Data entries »
────────────────────

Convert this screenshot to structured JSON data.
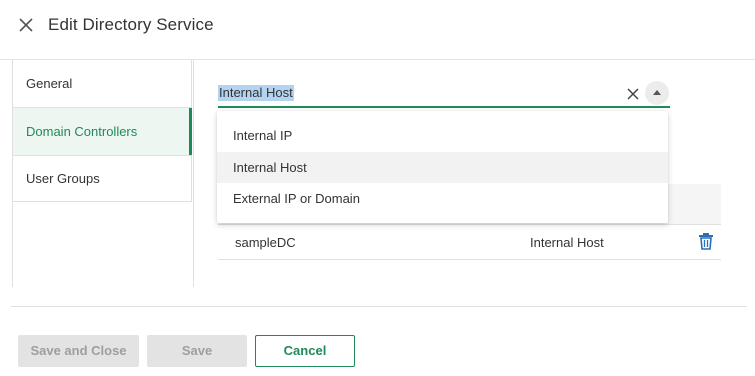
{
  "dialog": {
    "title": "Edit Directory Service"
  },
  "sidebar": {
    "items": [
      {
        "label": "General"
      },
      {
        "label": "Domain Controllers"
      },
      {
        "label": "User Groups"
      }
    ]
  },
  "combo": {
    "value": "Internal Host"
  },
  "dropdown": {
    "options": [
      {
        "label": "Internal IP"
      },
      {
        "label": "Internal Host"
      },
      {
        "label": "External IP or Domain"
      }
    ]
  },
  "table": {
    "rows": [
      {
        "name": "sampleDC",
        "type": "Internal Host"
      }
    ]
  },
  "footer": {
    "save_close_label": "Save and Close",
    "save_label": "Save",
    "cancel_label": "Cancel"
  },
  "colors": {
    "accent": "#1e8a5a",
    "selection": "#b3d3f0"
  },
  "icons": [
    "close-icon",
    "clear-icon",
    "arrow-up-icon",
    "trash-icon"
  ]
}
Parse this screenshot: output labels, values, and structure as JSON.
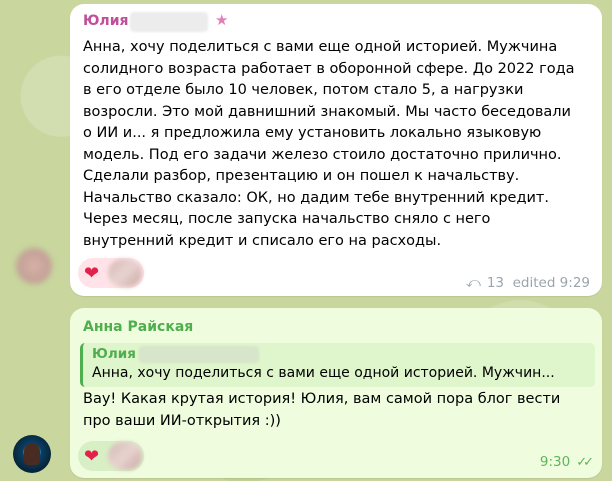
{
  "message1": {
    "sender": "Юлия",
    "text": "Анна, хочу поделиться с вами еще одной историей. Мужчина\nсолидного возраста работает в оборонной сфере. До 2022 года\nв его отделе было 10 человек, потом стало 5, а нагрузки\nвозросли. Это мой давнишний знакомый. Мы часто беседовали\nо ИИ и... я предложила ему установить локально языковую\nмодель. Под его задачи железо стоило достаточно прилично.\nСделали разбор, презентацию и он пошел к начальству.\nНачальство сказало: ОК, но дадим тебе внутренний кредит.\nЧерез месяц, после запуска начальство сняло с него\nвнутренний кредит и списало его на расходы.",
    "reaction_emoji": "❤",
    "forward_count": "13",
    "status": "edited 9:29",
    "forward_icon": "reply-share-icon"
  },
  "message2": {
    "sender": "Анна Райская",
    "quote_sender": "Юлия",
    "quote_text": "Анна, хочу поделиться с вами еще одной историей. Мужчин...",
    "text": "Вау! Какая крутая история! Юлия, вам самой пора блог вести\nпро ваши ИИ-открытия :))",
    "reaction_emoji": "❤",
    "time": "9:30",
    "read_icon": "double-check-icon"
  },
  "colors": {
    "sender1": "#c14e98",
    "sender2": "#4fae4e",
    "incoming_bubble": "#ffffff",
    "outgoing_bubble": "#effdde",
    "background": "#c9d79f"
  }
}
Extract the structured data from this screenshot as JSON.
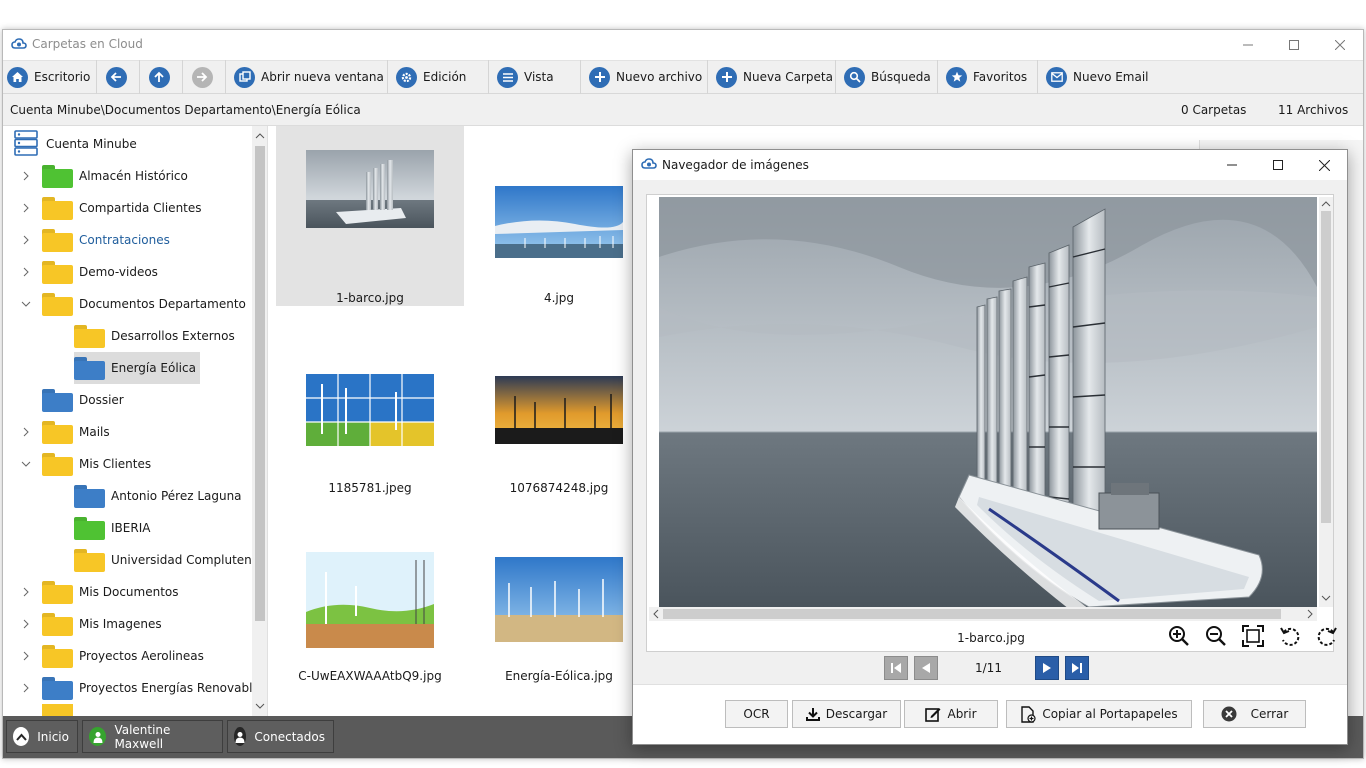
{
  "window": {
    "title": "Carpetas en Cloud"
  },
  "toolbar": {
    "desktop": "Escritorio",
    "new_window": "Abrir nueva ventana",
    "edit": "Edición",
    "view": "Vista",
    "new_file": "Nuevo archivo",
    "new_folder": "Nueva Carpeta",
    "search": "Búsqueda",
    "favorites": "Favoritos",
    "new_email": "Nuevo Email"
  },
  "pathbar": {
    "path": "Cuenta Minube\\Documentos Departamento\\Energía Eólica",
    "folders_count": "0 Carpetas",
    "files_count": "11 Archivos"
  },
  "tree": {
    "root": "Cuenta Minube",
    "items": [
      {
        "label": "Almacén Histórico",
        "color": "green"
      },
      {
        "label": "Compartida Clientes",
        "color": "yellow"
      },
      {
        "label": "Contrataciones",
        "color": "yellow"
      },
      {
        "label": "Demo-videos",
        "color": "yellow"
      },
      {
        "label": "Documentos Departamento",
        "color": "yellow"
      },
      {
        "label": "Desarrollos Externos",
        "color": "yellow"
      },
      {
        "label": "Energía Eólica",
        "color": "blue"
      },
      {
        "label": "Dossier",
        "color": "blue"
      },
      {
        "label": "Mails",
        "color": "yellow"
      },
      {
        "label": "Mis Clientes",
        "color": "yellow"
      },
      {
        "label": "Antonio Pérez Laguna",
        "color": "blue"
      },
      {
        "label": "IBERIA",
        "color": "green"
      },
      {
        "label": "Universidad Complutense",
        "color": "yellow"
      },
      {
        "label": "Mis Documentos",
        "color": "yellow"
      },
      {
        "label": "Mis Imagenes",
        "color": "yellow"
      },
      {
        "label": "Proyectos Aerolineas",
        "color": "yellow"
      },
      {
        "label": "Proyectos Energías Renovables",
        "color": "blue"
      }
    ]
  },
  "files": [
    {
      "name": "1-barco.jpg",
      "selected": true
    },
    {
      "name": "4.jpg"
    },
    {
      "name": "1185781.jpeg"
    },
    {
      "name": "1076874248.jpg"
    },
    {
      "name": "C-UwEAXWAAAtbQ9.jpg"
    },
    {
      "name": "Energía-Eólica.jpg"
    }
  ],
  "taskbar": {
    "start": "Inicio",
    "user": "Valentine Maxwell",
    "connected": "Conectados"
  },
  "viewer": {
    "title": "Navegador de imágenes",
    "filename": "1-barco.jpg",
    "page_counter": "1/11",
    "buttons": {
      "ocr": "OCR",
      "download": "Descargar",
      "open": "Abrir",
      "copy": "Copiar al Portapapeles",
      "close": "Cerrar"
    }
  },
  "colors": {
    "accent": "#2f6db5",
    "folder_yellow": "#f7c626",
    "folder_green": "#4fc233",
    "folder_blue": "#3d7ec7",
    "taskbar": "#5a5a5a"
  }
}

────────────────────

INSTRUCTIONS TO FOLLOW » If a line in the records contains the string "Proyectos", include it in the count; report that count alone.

TASK SOLUTION » 2